Good luck and hang in there--you're doing great!
post #5 of 7
I did it the same way as PP... I would get him started on a feeding, then after a few minutes, take off the shield. It took a couple weeks of just trying that, sometimes having to put the shield back on.... then doing a few feedings a day without it, up to finally getting rid of it!
Good luck!
post #6 of 7
I don't yet have a 100% sucessful weaning story yet, but I will second the don't assume the baby won't get enough milk. We've been bf with a shield for 4mo now and and Ds has more than trippled his body weight. We've mostly (not always) used a shield and are in a second weaning attempt but taking it slow.

I worked quite a bit with an LC and from reading on kellymom.com, all the advice I've read is to take it at an easy pace so as not to stress out the baby. Feeling like you can't get food when you're hungry is scary to a babe so absolutely make it a priority to help her stay relaxed. Other tips I've picked up follow, but some of them depend on why you started using a shield.

--- express some milk so its already on the nipple and she can taste it and begin to associate it with your nipple, not just the shield
--- use one hand to compress the nipple so its firmer like the shield and more familiar to latch onto
--- pump enough to stimulate letdown first so baby gets a quick reward for sucking on the bare nipple.
--- don't remove the shield in the middle of every nursing session because the baby will tense in expectation of this and the nursing relationship will be stressful. start with just a few sessions scattered through out the day
--- don't cut a silicone nipple (ditto to pp).
--- try letting her nuzzle the nipple after a feeding (when there is still milk there) or at other times to become famliar with the different textures. I sometimes would try to insert the nipple into Ds mouth as he was falling asleep, but not latch

I go one of two ways depending on his level of hunger and state:calm, alert, happy, sleepy, upset, etc.

Anxious or Panicked=start with the shield and wait until a few minutes after let-down to try removing the shield and relatching. Continue trying to latch until a) baby is on and nursing, or b)until frustration sets in and then return to the shield before both of us become stressed

Early cuing=express some milk and try latching on bare. Sometimes he'll go for this, often not.
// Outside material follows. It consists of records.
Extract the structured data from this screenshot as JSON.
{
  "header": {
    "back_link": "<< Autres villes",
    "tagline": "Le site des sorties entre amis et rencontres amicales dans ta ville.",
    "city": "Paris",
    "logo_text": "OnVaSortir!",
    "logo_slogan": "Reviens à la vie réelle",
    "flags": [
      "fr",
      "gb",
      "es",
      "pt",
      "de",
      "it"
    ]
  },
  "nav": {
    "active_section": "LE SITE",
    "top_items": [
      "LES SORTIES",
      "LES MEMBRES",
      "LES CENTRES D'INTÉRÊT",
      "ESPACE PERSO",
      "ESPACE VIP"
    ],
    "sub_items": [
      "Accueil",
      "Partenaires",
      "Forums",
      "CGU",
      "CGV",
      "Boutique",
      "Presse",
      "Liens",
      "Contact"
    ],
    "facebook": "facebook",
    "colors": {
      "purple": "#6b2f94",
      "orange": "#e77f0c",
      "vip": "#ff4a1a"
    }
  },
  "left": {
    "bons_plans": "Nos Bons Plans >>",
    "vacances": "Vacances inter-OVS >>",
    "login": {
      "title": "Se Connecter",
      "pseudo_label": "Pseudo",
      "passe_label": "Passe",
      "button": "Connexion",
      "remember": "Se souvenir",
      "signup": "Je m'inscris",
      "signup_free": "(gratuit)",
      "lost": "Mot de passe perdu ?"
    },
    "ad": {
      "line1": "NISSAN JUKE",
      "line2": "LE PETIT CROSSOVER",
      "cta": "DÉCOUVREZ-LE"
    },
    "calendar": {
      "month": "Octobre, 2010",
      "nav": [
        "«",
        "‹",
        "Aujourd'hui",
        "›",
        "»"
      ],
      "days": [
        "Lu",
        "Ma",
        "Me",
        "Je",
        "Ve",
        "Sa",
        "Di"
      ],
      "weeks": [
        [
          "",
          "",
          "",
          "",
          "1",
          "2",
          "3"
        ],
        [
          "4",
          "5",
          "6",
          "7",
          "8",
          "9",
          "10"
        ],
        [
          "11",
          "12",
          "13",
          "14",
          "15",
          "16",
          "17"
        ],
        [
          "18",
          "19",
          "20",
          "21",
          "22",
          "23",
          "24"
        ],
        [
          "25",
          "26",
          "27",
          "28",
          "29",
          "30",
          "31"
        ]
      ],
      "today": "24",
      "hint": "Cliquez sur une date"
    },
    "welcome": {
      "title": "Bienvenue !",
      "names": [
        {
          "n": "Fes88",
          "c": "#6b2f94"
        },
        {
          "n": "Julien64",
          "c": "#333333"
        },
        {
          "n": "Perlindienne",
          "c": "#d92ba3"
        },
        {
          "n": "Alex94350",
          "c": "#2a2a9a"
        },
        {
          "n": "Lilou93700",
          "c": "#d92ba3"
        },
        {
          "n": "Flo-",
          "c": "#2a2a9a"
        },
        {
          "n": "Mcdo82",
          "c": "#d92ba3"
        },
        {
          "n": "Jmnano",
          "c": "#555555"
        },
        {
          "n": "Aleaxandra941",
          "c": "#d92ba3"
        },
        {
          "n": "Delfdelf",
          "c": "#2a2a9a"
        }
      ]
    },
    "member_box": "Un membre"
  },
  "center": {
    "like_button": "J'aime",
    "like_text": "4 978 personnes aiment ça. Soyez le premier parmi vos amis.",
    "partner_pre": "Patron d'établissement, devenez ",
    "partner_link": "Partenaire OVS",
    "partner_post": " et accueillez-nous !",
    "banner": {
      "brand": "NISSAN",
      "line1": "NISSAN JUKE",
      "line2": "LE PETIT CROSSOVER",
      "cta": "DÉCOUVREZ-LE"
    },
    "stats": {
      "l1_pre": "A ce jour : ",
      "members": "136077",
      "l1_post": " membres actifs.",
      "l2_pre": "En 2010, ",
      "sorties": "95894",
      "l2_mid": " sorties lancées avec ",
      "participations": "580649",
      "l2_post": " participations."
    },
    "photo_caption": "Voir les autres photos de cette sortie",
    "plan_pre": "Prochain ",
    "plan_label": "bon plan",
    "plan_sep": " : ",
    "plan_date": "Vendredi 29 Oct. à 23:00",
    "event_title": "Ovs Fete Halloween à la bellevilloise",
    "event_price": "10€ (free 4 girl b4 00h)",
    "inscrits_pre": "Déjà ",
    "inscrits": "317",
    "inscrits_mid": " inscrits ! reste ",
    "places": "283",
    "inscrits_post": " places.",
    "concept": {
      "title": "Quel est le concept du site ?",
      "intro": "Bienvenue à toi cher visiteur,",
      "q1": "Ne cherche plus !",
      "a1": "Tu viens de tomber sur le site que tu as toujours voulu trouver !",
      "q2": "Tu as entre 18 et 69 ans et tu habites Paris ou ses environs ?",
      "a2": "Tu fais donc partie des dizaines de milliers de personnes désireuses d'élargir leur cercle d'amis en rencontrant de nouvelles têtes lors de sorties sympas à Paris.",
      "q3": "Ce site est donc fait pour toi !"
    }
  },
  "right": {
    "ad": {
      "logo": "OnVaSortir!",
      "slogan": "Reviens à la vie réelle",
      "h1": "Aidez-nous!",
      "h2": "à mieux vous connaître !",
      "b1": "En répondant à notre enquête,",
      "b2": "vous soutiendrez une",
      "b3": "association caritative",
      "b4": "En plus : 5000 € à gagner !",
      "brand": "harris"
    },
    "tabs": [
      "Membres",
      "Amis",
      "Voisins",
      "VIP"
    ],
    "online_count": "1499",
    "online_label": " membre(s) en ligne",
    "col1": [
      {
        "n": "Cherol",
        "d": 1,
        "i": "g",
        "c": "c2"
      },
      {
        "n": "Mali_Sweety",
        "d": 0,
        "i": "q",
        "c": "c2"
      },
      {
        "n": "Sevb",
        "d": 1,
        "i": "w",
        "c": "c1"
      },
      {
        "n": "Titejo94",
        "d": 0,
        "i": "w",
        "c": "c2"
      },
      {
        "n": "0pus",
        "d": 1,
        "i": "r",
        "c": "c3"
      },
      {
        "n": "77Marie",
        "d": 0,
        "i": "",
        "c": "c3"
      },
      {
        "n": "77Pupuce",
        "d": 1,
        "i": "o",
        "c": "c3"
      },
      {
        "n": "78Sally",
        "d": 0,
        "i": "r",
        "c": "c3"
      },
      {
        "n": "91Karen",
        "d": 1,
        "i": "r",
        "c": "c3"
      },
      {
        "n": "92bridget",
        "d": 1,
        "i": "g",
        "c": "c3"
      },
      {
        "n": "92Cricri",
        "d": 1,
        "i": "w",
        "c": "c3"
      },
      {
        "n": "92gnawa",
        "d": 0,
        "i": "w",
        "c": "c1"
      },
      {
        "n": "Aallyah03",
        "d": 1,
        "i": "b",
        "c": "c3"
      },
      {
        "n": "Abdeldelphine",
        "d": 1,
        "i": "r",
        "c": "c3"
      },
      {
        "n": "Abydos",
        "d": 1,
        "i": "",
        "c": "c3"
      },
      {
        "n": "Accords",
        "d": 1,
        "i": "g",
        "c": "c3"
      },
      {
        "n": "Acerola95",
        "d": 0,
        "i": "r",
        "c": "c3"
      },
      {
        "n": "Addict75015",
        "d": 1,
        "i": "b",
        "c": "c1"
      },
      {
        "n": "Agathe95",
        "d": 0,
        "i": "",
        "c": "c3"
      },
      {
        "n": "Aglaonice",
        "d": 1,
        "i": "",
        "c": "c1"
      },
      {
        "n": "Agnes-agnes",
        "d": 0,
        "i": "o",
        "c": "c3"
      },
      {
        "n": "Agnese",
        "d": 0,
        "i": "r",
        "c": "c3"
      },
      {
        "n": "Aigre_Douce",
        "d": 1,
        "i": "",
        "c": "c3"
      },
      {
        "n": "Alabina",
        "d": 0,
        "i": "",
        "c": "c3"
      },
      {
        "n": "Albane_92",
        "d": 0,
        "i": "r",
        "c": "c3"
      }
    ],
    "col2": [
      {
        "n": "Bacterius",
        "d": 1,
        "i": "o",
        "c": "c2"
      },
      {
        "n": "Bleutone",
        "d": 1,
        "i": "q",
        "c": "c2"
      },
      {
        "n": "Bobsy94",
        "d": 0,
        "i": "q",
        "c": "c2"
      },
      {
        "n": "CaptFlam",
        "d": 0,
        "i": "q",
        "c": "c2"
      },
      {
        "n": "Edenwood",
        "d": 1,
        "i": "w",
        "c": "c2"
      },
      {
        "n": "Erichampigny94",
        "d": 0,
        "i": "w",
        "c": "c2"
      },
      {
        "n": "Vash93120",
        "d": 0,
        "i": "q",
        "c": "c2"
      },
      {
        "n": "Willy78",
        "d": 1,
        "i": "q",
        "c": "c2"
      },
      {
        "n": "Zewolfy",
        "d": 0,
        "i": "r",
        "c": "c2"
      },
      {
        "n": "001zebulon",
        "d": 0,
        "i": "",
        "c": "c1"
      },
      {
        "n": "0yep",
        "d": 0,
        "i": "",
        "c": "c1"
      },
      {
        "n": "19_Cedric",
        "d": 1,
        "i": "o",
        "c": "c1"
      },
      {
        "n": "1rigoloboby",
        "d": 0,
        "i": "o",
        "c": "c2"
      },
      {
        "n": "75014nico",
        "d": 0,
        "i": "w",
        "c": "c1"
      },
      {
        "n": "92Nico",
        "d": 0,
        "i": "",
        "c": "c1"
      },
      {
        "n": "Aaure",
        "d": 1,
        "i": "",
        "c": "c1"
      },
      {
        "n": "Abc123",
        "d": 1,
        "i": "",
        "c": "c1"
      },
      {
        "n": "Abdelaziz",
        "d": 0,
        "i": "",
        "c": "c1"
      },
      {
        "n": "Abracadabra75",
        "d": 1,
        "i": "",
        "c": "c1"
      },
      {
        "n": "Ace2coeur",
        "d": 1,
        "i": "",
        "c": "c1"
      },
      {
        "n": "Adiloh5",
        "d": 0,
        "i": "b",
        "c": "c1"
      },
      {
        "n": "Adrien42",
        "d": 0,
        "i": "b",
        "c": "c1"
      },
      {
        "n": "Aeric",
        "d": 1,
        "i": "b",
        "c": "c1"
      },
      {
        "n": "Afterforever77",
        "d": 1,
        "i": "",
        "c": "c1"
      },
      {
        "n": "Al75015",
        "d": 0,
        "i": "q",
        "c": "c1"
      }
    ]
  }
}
Its often reccomended to try and latch on while baby is sleepy, but that tends to infuriate my Ds so I only go for nursing sessions when he is wide awake, or nursing after a nap so he isn't trying to put himself to sleep.
post #7 of 7
I'm also trying to wean my son off the shield, and have a question. When he uses the shield, he rarely pulls off (only when he has gas), but when I try to latch him on without the shield, he'll suck for several seconds and then pull off, repeatedly. Do babies usually stay on when nursing without a shield? Eventually he seems to get too frustrated and I go back to the shield. But if pulling off and relatching several times is normal, then I'll keep it up...
New Posts  All Forums:Forum Nav:
  Return Home
  Back to Forum: Breastfeeding Challenges
Mothering › Mothering Forums › Baby › Breastfeeding › Breastfeeding Challenges › Nipple shield weaning?